Pacman Jones first thought that he would spend his yearlong suspension from the NFL as a pro wrestler. Somehow, the Titans were able to convince him – more likely the team convinced his agent and attorneys – that such an undertaking would be a violation of Pacman’s NFL contract and would result in the forfeiture of “whatever” from that contract that is in abeyance at the moment. So now, Pacman Jones is contemplating an interlude as a “hip-hop artist”. Let me be clear here; I have exactly no idea what a “hip-hop artist” is. But just in case this short-term career endeavor doesn’t work out for Pacman, I have an idea that might keep him busy in a very constructive manner – and might actually make him appear to be socially constructive the next time he and Commissioner Goodell meet to discuss his future within the NFL:
1. Seek out agricultural areas in the US – or in the world at large – where drought conditions are bringing difficult times and stress to the people who live there. Think Darfur in the extreme case.
2. Go there and “make it rain”.
Last weekend the Syracuse Chiefs – the AAA farm team of the Toronto Blue Jays – played a game against the Ottawa Lynx. In that game, the Chiefs committed ten errors in a nine-inning game. I’ve been to lots and lots of baseball games in my lifetime from high school games through the major leagues. I’m certain I’ve never seen one with ten errors by a single team; I doubt that I’ve ever seen a game of any length where both teams combined to commit 10 errors. Did they put butter in the Chiefs’ gloves that night instead of Neets Foot Oil?
Finally, here’s an item from Dwight Perry in the Seattle Times regarding Pacman Jones:

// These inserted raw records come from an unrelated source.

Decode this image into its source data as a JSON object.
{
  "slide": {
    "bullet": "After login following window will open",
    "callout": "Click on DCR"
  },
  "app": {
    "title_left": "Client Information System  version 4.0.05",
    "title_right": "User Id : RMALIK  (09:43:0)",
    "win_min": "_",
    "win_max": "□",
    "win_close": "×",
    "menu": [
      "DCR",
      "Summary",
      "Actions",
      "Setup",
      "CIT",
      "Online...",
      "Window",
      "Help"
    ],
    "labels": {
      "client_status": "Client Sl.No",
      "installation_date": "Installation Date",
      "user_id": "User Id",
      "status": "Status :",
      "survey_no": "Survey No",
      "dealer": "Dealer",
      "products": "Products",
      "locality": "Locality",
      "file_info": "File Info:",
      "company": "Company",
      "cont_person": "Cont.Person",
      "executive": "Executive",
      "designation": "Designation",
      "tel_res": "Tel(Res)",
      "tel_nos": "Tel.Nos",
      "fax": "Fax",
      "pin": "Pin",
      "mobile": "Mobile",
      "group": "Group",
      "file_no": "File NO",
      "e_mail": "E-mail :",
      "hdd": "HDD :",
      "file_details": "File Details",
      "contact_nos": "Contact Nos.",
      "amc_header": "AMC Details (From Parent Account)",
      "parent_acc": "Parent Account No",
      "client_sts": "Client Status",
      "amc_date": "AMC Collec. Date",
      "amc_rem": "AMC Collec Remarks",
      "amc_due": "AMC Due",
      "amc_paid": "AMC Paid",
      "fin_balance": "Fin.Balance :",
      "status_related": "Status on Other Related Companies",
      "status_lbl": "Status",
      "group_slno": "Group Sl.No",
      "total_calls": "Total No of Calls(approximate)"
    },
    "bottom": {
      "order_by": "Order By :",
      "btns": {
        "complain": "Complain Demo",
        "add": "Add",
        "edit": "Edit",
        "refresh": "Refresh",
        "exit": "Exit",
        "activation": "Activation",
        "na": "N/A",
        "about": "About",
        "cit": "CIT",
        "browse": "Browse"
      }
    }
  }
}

“To hear Pacman Jones’ spin doctors tell it, his NFL ordered hiatus isn’t a one-year suspension, it’s a make-it-rain delay.”
But don’t get me wrong, I love sports…